A commission studying the 24 August loss of a Soyuz-U carrying supplies to the International Space Station (ISS) has isolated the faulty component, a gas generator on the third stage RD-0110 engine.
"Members of the emergency commission have determined the cause of the failure of the Soyuz carrier rocket's third stage engine. It is a malfunction in the engine's gas generator," a Roscosmos spokesperson was quoted as saying by Itar-Tass, a state-owned news agency.
The Soyuz-U and its payload, a Progress M-12M, launched from Baikonur spaceport in Kazakhstan. After 325sec flight time, shortly after the second stage separation and third stage firing, an abrupt drop in fuel pressure led the onboard computer to automatically cut the engine for safety reasons.
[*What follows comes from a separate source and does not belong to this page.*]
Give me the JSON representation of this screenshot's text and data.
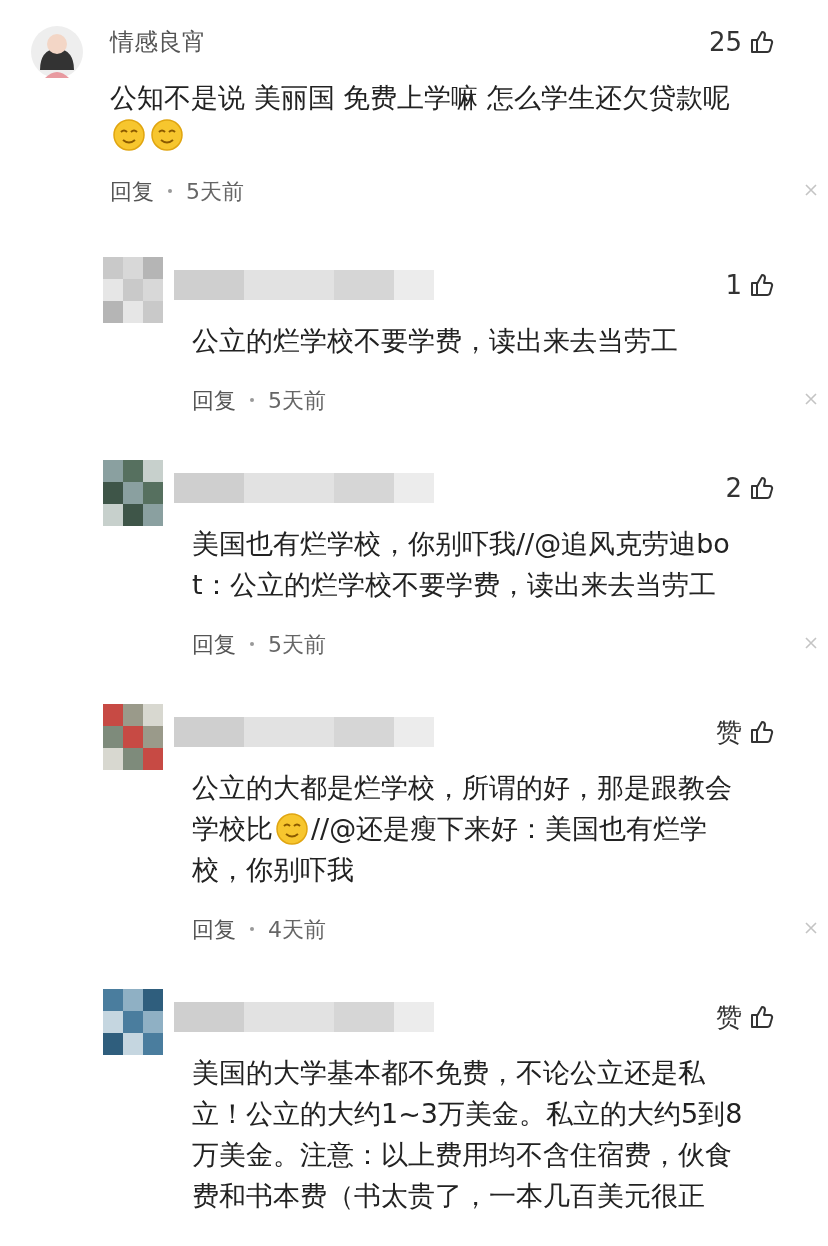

The nature and root cause of the gas generator malfunction remain unexplained.
Roscosmos was unavailable for immediate comment.
The rocket and capsule came down over the Altai region of southern Siberia, where residents reported hearing a loud boom. No wreckage has been found in the heavily wooded area, though weather prevented search parties from operation for several days.
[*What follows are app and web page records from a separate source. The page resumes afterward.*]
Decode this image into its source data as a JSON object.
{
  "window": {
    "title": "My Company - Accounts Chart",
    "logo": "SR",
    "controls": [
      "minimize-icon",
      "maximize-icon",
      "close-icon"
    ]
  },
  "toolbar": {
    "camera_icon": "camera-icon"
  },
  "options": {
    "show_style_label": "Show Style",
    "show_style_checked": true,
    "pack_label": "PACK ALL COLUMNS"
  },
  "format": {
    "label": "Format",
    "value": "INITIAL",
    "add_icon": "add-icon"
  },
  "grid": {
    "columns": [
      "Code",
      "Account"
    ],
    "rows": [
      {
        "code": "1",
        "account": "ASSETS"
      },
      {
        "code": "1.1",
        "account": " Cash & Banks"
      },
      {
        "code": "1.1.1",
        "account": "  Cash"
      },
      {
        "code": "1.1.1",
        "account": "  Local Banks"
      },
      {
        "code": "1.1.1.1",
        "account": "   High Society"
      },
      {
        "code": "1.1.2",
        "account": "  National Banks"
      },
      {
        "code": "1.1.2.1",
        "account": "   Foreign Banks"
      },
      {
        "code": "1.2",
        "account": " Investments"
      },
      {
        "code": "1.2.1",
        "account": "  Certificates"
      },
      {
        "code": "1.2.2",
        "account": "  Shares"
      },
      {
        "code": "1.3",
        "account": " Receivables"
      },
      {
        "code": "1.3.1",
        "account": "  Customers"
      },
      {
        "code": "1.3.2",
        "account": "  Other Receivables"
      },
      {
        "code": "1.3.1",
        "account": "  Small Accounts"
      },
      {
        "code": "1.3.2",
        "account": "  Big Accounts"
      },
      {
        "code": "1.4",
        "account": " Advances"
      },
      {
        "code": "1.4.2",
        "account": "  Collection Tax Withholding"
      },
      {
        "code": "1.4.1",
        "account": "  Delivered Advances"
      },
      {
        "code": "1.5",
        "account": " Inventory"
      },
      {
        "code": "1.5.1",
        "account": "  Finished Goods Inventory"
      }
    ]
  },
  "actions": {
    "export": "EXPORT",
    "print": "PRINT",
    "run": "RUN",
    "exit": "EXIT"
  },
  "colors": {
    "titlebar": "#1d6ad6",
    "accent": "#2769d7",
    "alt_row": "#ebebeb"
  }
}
All Soyuz variants are grounded until the issue is isolated and solved; it is unclear when they will again be cleared to fly and rendezvous with the ISS.
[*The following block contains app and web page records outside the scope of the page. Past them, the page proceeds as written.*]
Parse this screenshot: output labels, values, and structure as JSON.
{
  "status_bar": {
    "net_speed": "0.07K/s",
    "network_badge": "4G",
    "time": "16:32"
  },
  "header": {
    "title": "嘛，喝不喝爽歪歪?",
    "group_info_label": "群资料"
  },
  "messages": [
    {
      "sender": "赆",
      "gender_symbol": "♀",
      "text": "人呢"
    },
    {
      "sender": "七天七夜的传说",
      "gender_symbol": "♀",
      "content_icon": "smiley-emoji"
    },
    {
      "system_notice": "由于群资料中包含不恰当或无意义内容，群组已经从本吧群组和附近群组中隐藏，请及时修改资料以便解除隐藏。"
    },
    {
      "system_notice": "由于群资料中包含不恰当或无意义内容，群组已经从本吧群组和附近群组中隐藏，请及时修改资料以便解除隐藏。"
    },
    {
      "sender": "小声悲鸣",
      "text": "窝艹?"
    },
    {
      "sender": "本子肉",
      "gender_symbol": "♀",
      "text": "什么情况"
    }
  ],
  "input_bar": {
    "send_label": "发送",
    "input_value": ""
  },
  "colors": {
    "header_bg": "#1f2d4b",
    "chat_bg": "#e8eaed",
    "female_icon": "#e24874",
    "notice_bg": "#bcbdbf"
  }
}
There have been a confirmed total of nine failed Soyuz launches due to third stage failures, according to Flightglobal's Ascend SpaceTrak data, though none have been traced to the gas generator.
The Proton launch system, another mainstay of Russian spaceflight, has been cleared for launch after the 18 August failure that destroyed a Proton-M and its communications satellite payload. Clearance to fly was resumed after the cause of the loss was traced to flight control problems with the Briz-M upper stage.